Even more worrying is this statement from their website
“Data that we collect from you may be transferred to a destination outside the European Economic Area ("EEA"). ”
This means that your data can be exported to somewhere that Irish or European law does not apply. So, by giving any data to IrishWater, it can be whisked away to another organisation at the touch of a button. Both frightening and dangerous. Why have we not heard from any data protection experts through our media? Well, Denis OBrien owns significant amounts of our media, and RTE seem to have a policy of being nice to IrishWater. It’s up to us on social media to spread the truth and inform people, because RTE is now essentially a mouthpiece for the government, you won’t hear the truth there.
Imagine if tomorrow the government said that they might sell the entire database of PPS numbers and associated data?
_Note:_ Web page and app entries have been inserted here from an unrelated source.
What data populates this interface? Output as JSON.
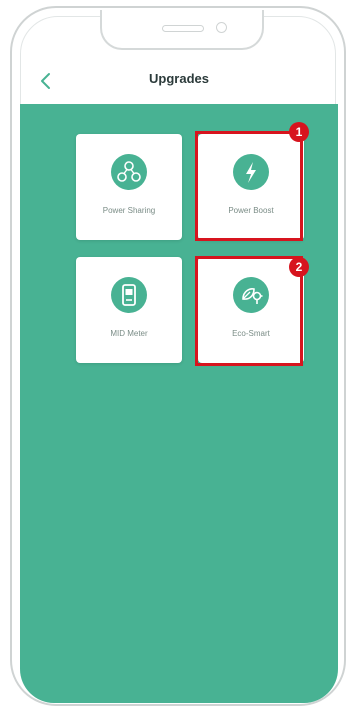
{
  "header": {
    "title": "Upgrades",
    "back_icon": "chevron-left-icon"
  },
  "tiles": [
    {
      "label": "Power Sharing",
      "icon": "network-icon"
    },
    {
      "label": "Power Boost",
      "icon": "lightning-icon"
    },
    {
      "label": "MID Meter",
      "icon": "meter-icon"
    },
    {
      "label": "Eco-Smart",
      "icon": "eco-plug-icon"
    }
  ],
  "callouts": [
    {
      "number": "1"
    },
    {
      "number": "2"
    }
  ],
  "colors": {
    "accent": "#48b293",
    "highlight": "#d7141e",
    "title": "#2b3a3a"
  }
}
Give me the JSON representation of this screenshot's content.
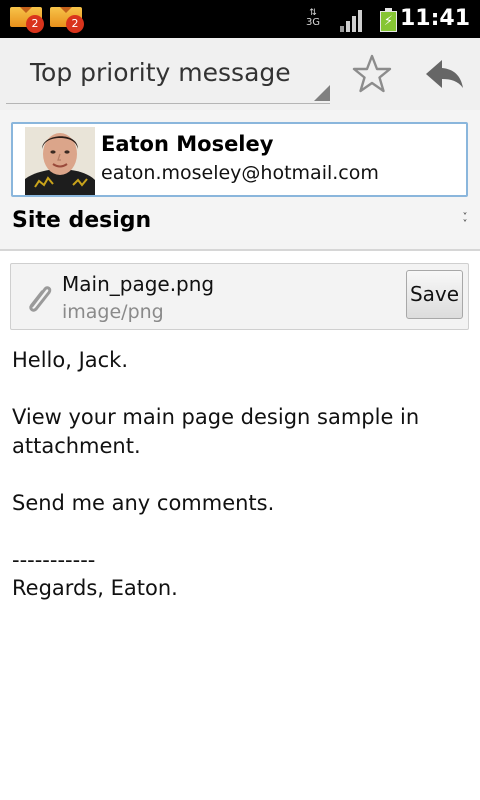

There would be uproar. What’s happening with IrishWater is exactly the same thing. Yes, IrishWater and the government are going to tell us to trust them, it won’t be sold and the usual fake promises. An IrishWater spokesperson said this week “IrishWater can’t be sold because it’s in the legislation that it cant be”. Well, this is Ireland. When the right people want legislation to be changed it happens at the drop of a hat. Remember when the bankers came looking for money? Emergency legislation was passed and hey presto, €80 billion was made disappear over night. Sorry, it did not disappear, we are paying it off now and IrishWater is yet another new tax to pay for the bankers. The tax that we used to use to pay for water has been diverted to pay for bank debt.
Take a look at the personnel involved with IrishWater, the head man, John Tierney (a man whose record of incompetence would make Basil Faulty blush) was responsible for the failed Dublin incinerator project. €100 million was made disappear under the guise of “consultancy fees”. No records of how it was spent, it’s just gone. Not a foundation dug or brick laid, just a big black hole where all our cash went. How this man was given the job to head IrishWater is beyond belief.
Who is installing the water meters? A good friend of FG, Mr Denis OBrien. How OBrien got this gig is questionable at best. A year before the IrishWater tender he bought a company called SiteServ. SiteServ was bust and owed €100 million to Anglo. Other companies offered more money, but for some reason OBrien got his hands on it. Then hey presto, SiteServ’s debt was written off, this means that the debt was moved to the taxpayer. Then another hey presto, SiteServ gets the contract to install water meters. It’s not known how much SiteServ is being paid for this, even though it’s our money being used to do it.
The government and IrishWater tell us that water is a precious resource. Despite what the government and IrishWater want you to believe, we are not stupid and we know that water is precious. How many houses, bars or restaurants do you go into and see all the taps turned on wasting water? Almost none. The vast majority of people don’t waste water. Instead of spending €50 million on consultants, surely a public information campaign on how to conserve water would have been more appropriate? Maybe a subsidy to all households to have outside water containers to trap rainwater to be used for purposes where non treated water is required? No, instead they start with the usual bullying tactics demanding money and data. IrishWater is nothing to do with conserving water, it’s about lining the pockets of rich politicians, civil servants and their friends.
IrishWater spent millions on state of the art IT systems, we were told that this was needed to make it a world class company (in reality it’s so it can be sold off quicker). Yet, somehow in the first month of sending out its information packs it accidentally send out over 6000 letters with compromised personal data. Personal data from one person send to another, a data breach.
Can you honestly trust this collection of people with another of our most precious resources, personal data?